  say, an integer or pointer as first argument (think iterators and 
  accessors). 
 
In my eyes, both are not exactly positive consequences. But that's a personal 
opinion, not a language lawyer's statement. 
 
W. 
Comment 5 Richard Henderson 2004-03-03 01:05:27 UTC
confirming in order to...
Comment 6 Richard Henderson 2004-03-03 01:06:24 UTC
... suspend it until we can figure out what the language is supposed to mean.
Comment 7 Andrew Pinski 2009-12-19 03:45:20 UTC
*** Bug 42432 has been marked as a duplicate of this bug. ***
Comment 8 Daniel Villeneuve 2009-12-19 14:41:14 UTC
(In reply to comment #7)
> *** Bug 42432 has been marked as a duplicate of this bug. ***
> 

Sorry for the duplicate.  Seems I did not search enough...

The resolution I've found for DR 257 is that there are no defects and that the standard does not need to be changed.

The argument of DR 257 is about asking why the wording of 6.5.2.3#5 would be necessary (i.e., not redundant with the rest of the standard).

DR 257 mentions 2 possibilities:
a) padding: DR 257 rules that out, concluding that 6.5.2.3#5 is not needed for that case.
b) aliasing from two different structs: DR 257 raises a special case with no common initial prefix and concludes on that specific case that 6.5.2.3#5 is not needed for that case too.

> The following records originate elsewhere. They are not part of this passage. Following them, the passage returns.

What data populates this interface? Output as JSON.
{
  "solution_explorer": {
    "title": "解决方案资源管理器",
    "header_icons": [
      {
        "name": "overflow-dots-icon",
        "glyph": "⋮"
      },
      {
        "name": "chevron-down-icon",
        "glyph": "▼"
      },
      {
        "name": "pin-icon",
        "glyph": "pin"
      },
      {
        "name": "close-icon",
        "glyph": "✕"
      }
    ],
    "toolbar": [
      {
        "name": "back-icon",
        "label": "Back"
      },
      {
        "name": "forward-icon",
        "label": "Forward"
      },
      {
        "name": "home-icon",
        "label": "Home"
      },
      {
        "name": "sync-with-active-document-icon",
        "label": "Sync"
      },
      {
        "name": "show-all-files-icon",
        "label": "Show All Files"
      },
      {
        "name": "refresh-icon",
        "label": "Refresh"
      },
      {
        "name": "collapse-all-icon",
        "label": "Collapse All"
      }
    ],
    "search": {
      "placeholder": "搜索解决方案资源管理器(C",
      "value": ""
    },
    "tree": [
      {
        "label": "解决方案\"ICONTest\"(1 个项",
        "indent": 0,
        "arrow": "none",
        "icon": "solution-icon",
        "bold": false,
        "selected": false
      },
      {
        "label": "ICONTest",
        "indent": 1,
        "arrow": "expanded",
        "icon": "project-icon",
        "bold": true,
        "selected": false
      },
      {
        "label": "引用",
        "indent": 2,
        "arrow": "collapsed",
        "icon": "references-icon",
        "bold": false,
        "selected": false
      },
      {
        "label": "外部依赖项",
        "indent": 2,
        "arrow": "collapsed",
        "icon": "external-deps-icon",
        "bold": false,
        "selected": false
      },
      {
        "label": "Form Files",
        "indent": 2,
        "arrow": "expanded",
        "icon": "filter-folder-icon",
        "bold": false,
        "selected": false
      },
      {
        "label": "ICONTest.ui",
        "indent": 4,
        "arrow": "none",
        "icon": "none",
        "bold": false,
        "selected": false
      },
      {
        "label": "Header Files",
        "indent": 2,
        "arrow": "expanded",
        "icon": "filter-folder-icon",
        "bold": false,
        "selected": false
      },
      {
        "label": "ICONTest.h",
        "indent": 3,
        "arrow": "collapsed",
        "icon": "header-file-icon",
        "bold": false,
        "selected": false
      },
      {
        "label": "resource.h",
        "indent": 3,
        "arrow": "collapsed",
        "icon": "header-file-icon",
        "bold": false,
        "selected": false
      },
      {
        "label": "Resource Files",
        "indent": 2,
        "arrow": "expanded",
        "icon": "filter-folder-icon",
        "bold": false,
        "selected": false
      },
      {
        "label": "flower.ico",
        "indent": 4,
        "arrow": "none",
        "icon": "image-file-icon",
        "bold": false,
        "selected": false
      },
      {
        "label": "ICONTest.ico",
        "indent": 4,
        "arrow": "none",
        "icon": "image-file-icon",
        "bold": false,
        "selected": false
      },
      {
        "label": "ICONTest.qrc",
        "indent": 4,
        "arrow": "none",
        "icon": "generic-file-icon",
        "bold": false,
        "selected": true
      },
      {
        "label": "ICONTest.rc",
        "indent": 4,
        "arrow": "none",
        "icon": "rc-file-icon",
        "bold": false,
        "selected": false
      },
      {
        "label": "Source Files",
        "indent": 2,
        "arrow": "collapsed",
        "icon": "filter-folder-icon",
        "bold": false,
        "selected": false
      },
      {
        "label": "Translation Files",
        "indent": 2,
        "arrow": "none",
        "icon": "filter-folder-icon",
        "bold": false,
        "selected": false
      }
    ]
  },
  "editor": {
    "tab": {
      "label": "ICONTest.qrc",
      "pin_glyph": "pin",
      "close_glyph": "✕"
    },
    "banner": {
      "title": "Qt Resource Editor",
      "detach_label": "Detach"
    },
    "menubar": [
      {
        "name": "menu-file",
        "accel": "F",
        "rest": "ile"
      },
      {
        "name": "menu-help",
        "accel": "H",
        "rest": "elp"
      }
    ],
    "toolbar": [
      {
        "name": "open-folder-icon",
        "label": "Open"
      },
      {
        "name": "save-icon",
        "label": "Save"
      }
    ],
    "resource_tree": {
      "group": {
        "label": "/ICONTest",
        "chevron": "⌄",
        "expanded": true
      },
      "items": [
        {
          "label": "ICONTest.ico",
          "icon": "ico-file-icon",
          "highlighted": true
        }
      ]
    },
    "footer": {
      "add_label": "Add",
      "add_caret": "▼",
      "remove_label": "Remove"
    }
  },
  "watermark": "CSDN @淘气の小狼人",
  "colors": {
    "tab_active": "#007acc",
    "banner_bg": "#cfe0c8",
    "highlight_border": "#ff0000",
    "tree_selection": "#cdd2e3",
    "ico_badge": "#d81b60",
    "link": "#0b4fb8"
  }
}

However, the bug currently raised falls in neither a) nor b).  It's about aliasing two different structs that actually have a common initial prefix.  So maybe the wording of 6.5.2.3#5 is needed for _that_ case.

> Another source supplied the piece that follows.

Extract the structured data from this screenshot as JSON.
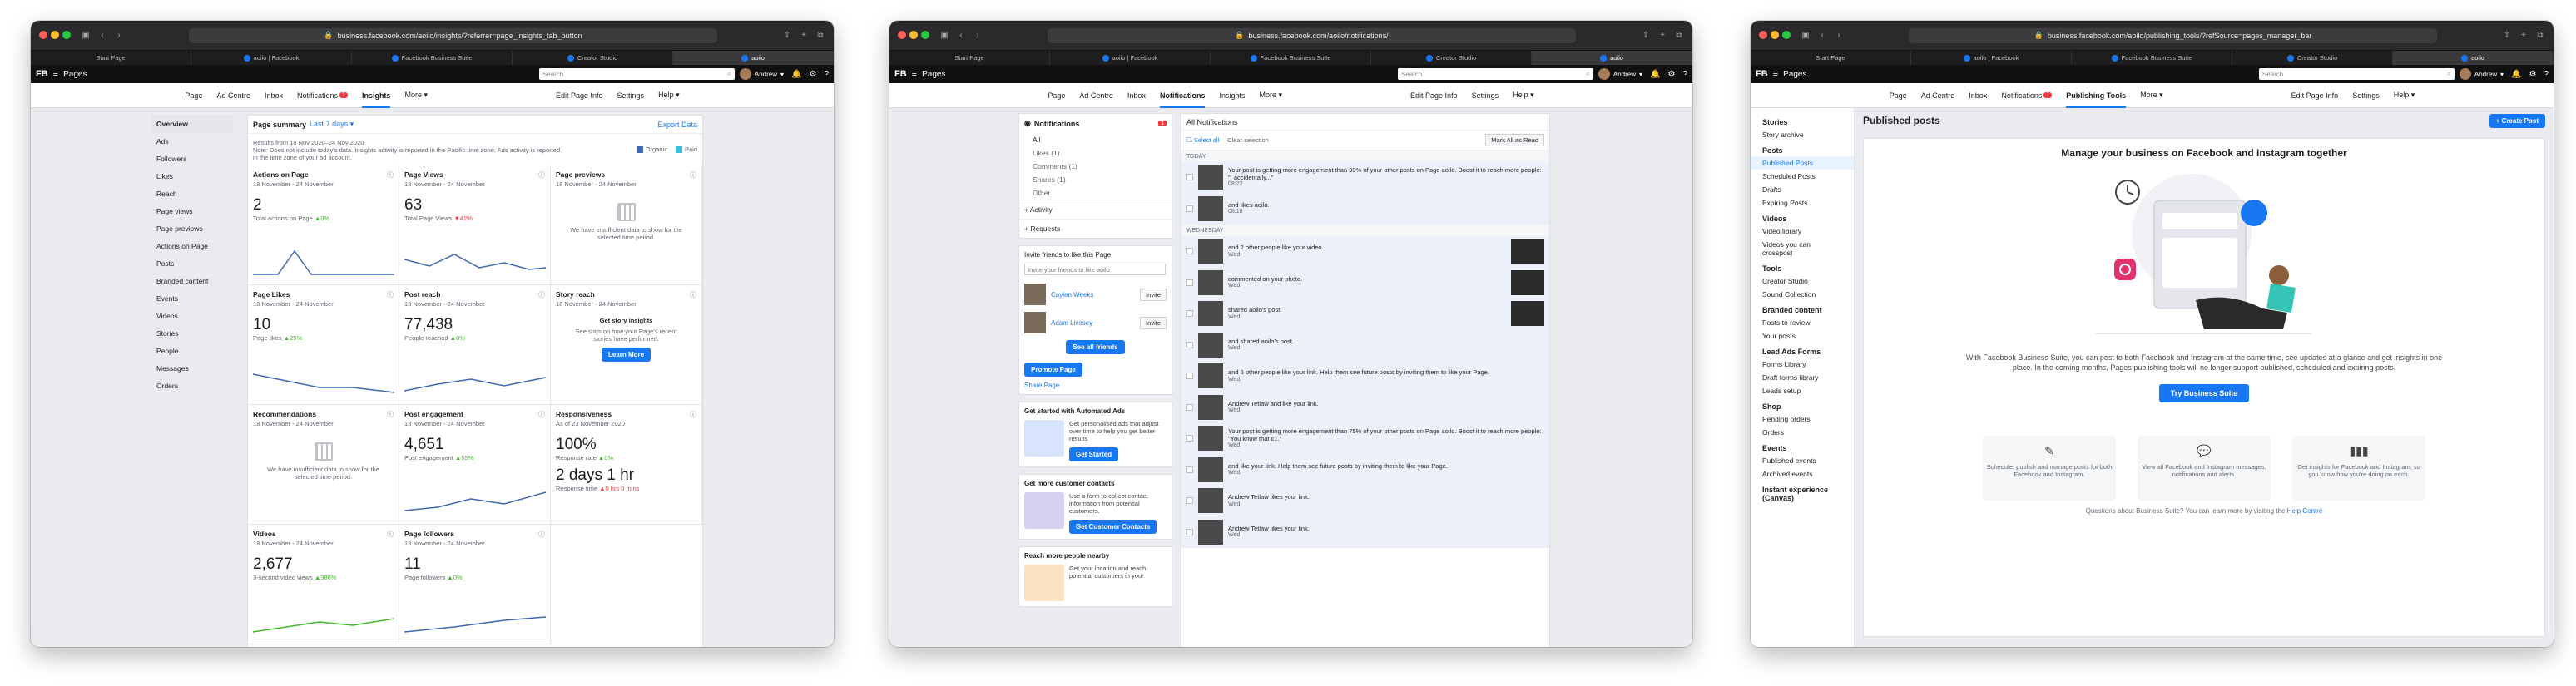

But if we choose the interpretation brought by RTH in comment #1, to the effect that the common initial sequence should be accessed through a union, then there is no need for the wording of 6.5.2.3#5 specifying "anywhere that a declaration of the complete type of the union is visible", because it's not possible to access u.x.x without such a declaration in scope.

Since resolution to DR 257 seems to confirm that the wording is the intended one (including that no words are meaningless and redundant), then the above interpretation cannot stand.

Therefore, I would say that the mere visibility of the union when compiling f in the example instructs the compiler that xp and yp are possible aliases.  Again from DR 257, if one wants to tell the compiler that no such aliasing occurs, the "restrict" keyword can then be used.
Comment 9 Andrew Pinski 2015-04-26 00:14:59 UTC
*** Bug 65892 has been marked as a duplicate of this bug. ***